-- PROBLEM --
The records follow. Copy them exactly, but omit the pictures.

-- DATA EXTRACTS --

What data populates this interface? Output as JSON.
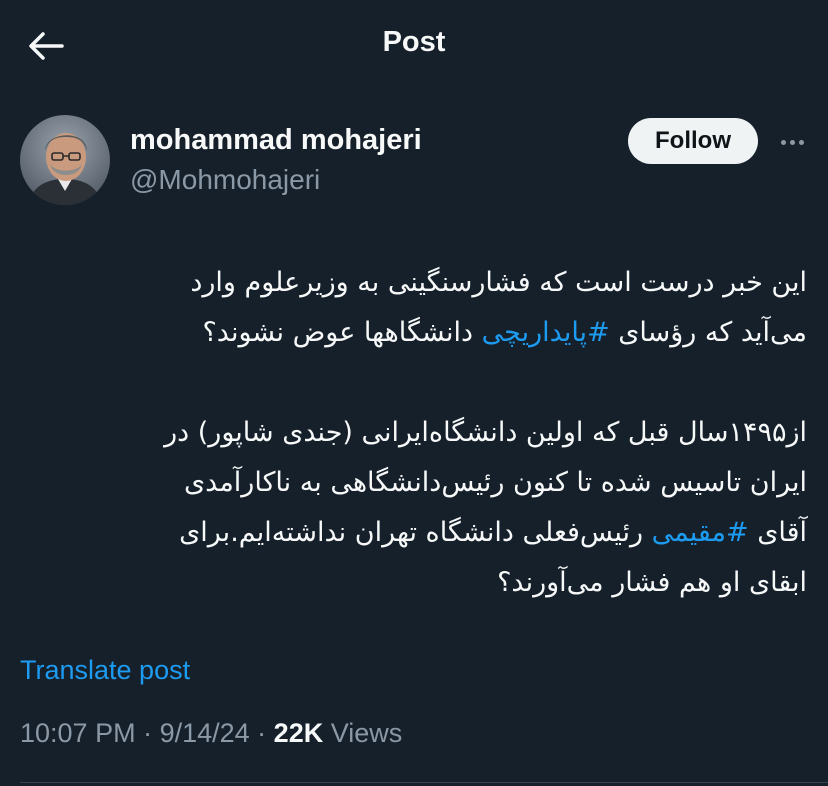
{
  "header": {
    "title": "Post",
    "back_icon": "arrow-left-icon"
  },
  "author": {
    "name": "mohammad mohajeri",
    "handle": "@Mohmohajeri",
    "follow_label": "Follow",
    "more_icon": "more-horizontal-icon"
  },
  "tweet": {
    "p1_line1": "این خبر درست است که فشارسنگینی به وزیرعلوم وارد",
    "p1_line2_before": "می‌آید که رؤسای ",
    "p1_hashtag": "#پایداریچی",
    "p1_line2_after": " دانشگاهها عوض نشوند؟",
    "p2_line1": "از۱۴۹۵سال قبل که اولین دانشگاه‌ایرانی (جندی شاپور) در",
    "p2_line2": "ایران تاسیس شده تا کنون رئیس‌دانشگاهی به ناکارآمدی",
    "p2_line3_before": "آقای ",
    "p2_hashtag": "#مقیمی",
    "p2_line3_after": " رئیس‌فعلی دانشگاه تهران نداشته‌ایم.برای",
    "p2_line4": "ابقای او هم فشار می‌آورند؟"
  },
  "translate_label": "Translate post",
  "meta": {
    "time": "10:07 PM",
    "sep1": " · ",
    "date": "9/14/24",
    "sep2": " · ",
    "views_count": "22K",
    "views_label": " Views"
  },
  "colors": {
    "background": "#15202b",
    "accent": "#1d9bf0",
    "muted": "#8b98a5",
    "follow_bg": "#eff3f4"
  }
}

-- RESULT FOR THIS EXERCISE --
What data populates this interface? Output as JSON.
{
  "header": {
    "title": "Post",
    "back_icon": "arrow-left-icon"
  },
  "author": {
    "name": "mohammad mohajeri",
    "handle": "@Mohmohajeri",
    "follow_label": "Follow",
    "more_icon": "more-horizontal-icon"
  },
  "tweet": {
    "p1_line1": "این خبر درست است که فشارسنگینی به وزیرعلوم وارد",
    "p1_line2_before": "می‌آید که رؤسای ",
    "p1_hashtag": "#پایداریچی",
    "p1_line2_after": " دانشگاهها عوض نشوند؟",
    "p2_line1": "از۱۴۹۵سال قبل که اولین دانشگاه‌ایرانی (جندی شاپور) در",
    "p2_line2": "ایران تاسیس شده تا کنون رئیس‌دانشگاهی به ناکارآمدی",
    "p2_line3_before": "آقای ",
    "p2_hashtag": "#مقیمی",
    "p2_line3_after": " رئیس‌فعلی دانشگاه تهران نداشته‌ایم.برای",
    "p2_line4": "ابقای او هم فشار می‌آورند؟"
  },
  "translate_label": "Translate post",
  "meta": {
    "time": "10:07 PM",
    "sep1": " · ",
    "date": "9/14/24",
    "sep2": " · ",
    "views_count": "22K",
    "views_label": " Views"
  },
  "colors": {
    "background": "#15202b",
    "accent": "#1d9bf0",
    "muted": "#8b98a5",
    "follow_bg": "#eff3f4"
  }
}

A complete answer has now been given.